Exercise aim: Using the data below, return every line that holds the word "saved".

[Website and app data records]
—————

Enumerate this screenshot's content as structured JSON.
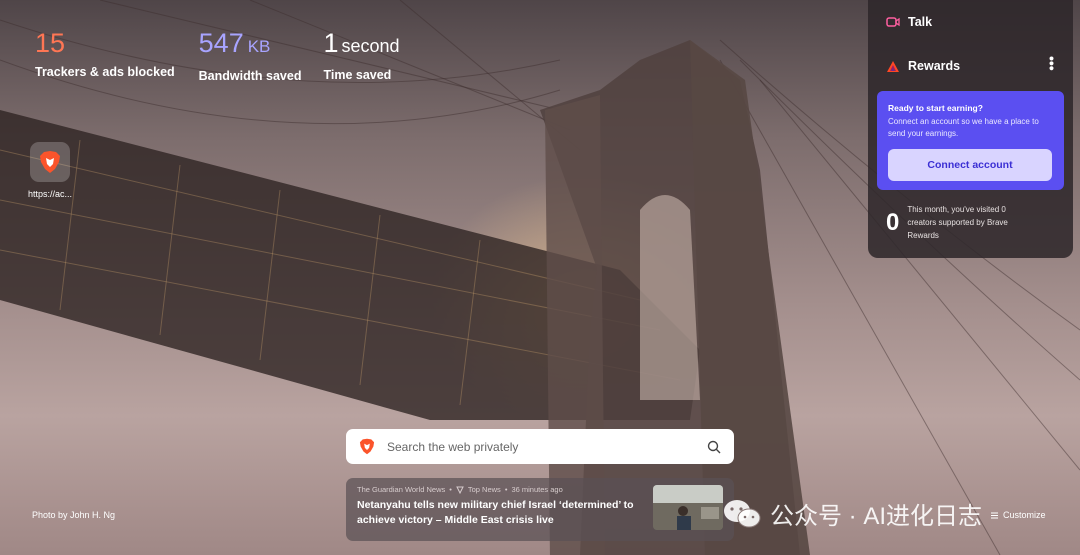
{
  "stats": {
    "trackers": {
      "value": "15",
      "label": "Trackers & ads blocked"
    },
    "bandwidth": {
      "value": "547",
      "unit": "KB",
      "label": "Bandwidth saved"
    },
    "time": {
      "value": "1",
      "unit": "second",
      "label": "Time saved"
    }
  },
  "top_sites": [
    {
      "label": "https://ac...",
      "icon": "brave-lion-icon"
    }
  ],
  "widgets": {
    "talk": {
      "label": "Talk",
      "icon": "video-camera-icon"
    },
    "rewards": {
      "label": "Rewards",
      "icon": "bat-triangle-icon",
      "card_title": "Ready to start earning?",
      "card_desc": "Connect an account so we have a place to send your earnings.",
      "connect_label": "Connect account",
      "visited_count": "0",
      "visited_text": "This month, you've visited 0 creators supported by Brave Rewards"
    }
  },
  "search": {
    "placeholder": "Search the web privately",
    "icon": "search-icon"
  },
  "news": {
    "source": "The Guardian World News",
    "category": "Top News",
    "time": "36 minutes ago",
    "headline": "Netanyahu tells new military chief Israel ‘determined’ to achieve victory – Middle East crisis live"
  },
  "footer": {
    "credit": "Photo by John H. Ng",
    "customize": "Customize"
  },
  "watermark": "公众号 · AI进化日志",
  "colors": {
    "trackers": "#ff7654",
    "bandwidth": "#a8a4ff",
    "rewards_card": "#5b4ff1"
  }
}
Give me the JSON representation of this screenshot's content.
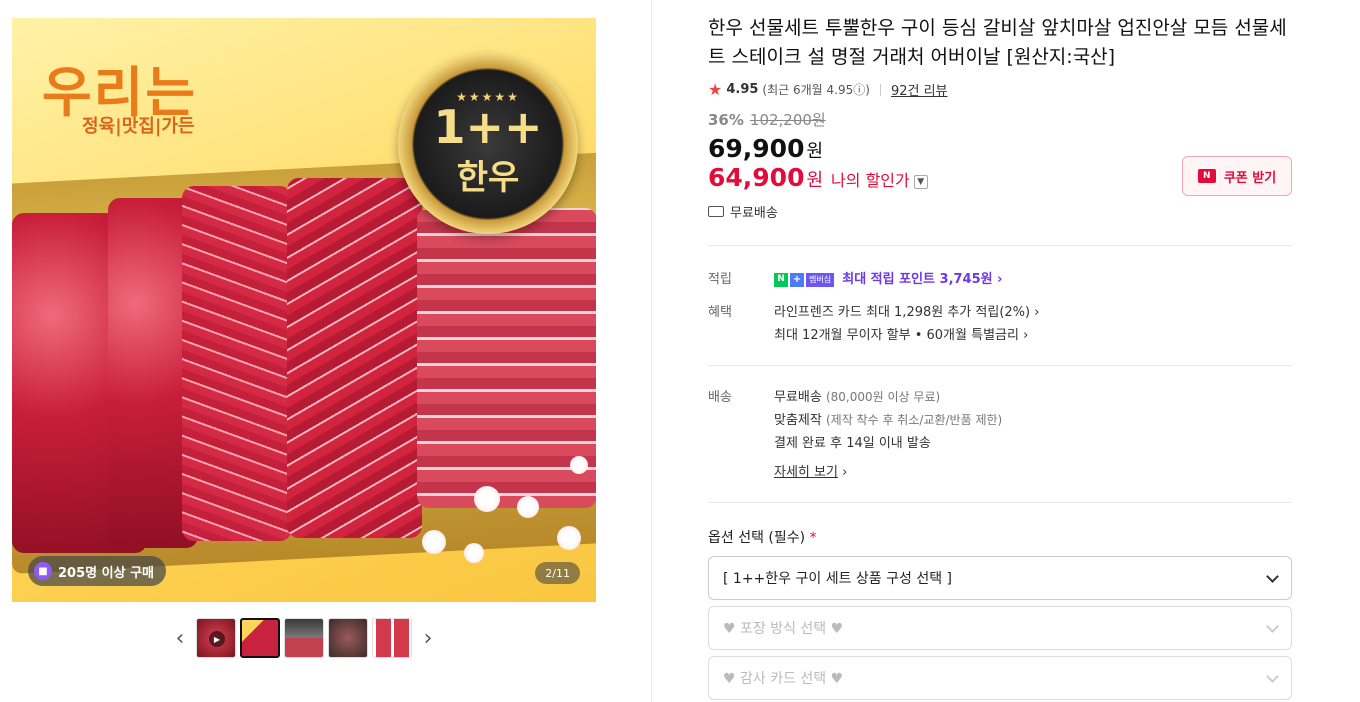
{
  "gallery": {
    "logo_main": "우리는",
    "logo_sub": "정육|맛집|가든",
    "badge_stars": "★★★★★",
    "badge_grade": "1++",
    "badge_kind": "한우",
    "buyers_label": "205명 이상 구매",
    "counter": "2/11",
    "prev_arrow": "‹",
    "next_arrow": "›"
  },
  "product": {
    "title": "한우 선물세트 투뿔한우 구이 등심 갈비살 앞치마살 업진안살 모듬 선물세트 스테이크 설 명절 거래처 어버이날 [원산지:국산]",
    "rating": "4.95",
    "rating_recent": "(최근 6개월 4.95ⓘ)",
    "reviews": "92건 리뷰",
    "discount_rate": "36%",
    "original_price": "102,200원",
    "price": "69,900",
    "price_unit": "원",
    "my_price": "64,900",
    "my_price_unit": "원",
    "my_price_label": "나의 할인가",
    "coupon_label": "쿠폰 받기",
    "shipping_short": "무료배송"
  },
  "benefits": {
    "points_key": "적립",
    "npay_n": "N",
    "npay_plus": "+",
    "npay_member": "멤버십",
    "points_text": "최대 적립 포인트 3,745원 ›",
    "benefit_key": "혜택",
    "benefit_1": "라인프렌즈 카드 최대 1,298원 추가 적립(2%) ›",
    "benefit_2": "최대 12개월 무이자 할부 • 60개월 특별금리 ›"
  },
  "delivery": {
    "key": "배송",
    "line1_main": "무료배송",
    "line1_note": "(80,000원 이상 무료)",
    "line2_main": "맞춤제작",
    "line2_note": "(제작 착수 후 취소/교환/반품 제한)",
    "line3": "결제 완료 후 14일 이내 발송",
    "detail_link": "자세히 보기",
    "detail_chev": "›"
  },
  "options": {
    "title": "옵션 선택 (필수)",
    "required_mark": "*",
    "select1": "[ 1++한우 구이 세트 상품 구성 선택 ]",
    "select2": "♥ 포장 방식 선택 ♥",
    "select3": "♥ 감사 카드 선택 ♥"
  },
  "colors": {
    "accent_red": "#e30b3a",
    "points_purple": "#6b39e8",
    "npay_green": "#03c75a"
  }
}
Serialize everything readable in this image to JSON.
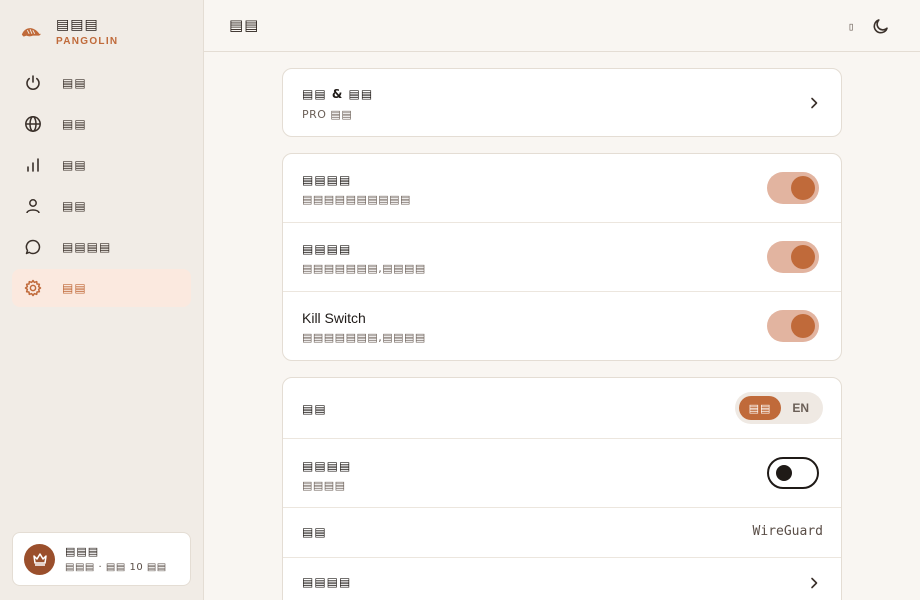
{
  "brand": {
    "name": "▤▤▤",
    "subtitle": "PANGOLIN"
  },
  "nav": {
    "items": [
      {
        "label": "▤▤",
        "icon": "power-icon"
      },
      {
        "label": "▤▤",
        "icon": "globe-icon"
      },
      {
        "label": "▤▤",
        "icon": "bar-chart-icon"
      },
      {
        "label": "▤▤",
        "icon": "user-icon"
      },
      {
        "label": "▤▤▤▤",
        "icon": "chat-icon"
      },
      {
        "label": "▤▤",
        "icon": "gear-icon",
        "active": true
      }
    ]
  },
  "user": {
    "name": "▤▤▤",
    "plan": "▤▤▤ · ▤▤ 10 ▤▤",
    "icon": "crown-icon"
  },
  "header": {
    "title": "▤▤",
    "glyph": "▯",
    "theme_icon": "moon-icon"
  },
  "cards": {
    "account": {
      "title": "▤▤ & ▤▤",
      "subtitle": "PRO ▤▤"
    },
    "connection": {
      "rows": [
        {
          "title": "▤▤▤▤",
          "subtitle": "▤▤▤▤▤▤▤▤▤▤",
          "toggle": true
        },
        {
          "title": "▤▤▤▤",
          "subtitle": "▤▤▤▤▤▤▤,▤▤▤▤",
          "toggle": true
        },
        {
          "title": "Kill Switch",
          "subtitle": "▤▤▤▤▤▤▤,▤▤▤▤",
          "toggle": true
        }
      ]
    },
    "general": {
      "language": {
        "title": "▤▤",
        "option_a": "▤▤",
        "option_b": "EN",
        "selected": "option_a"
      },
      "dark_mode": {
        "title": "▤▤▤▤",
        "subtitle": "▤▤▤▤",
        "toggle": false
      },
      "protocol": {
        "title": "▤▤",
        "value": "WireGuard"
      },
      "more": {
        "title": "▤▤▤▤"
      }
    }
  },
  "colors": {
    "accent": "#c06a3a",
    "accent_soft": "#e2b4a0",
    "active_bg": "#fbe9df"
  }
}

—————

Task answer:
      "label": "Bandwidth saved"
      "label": "Time saved"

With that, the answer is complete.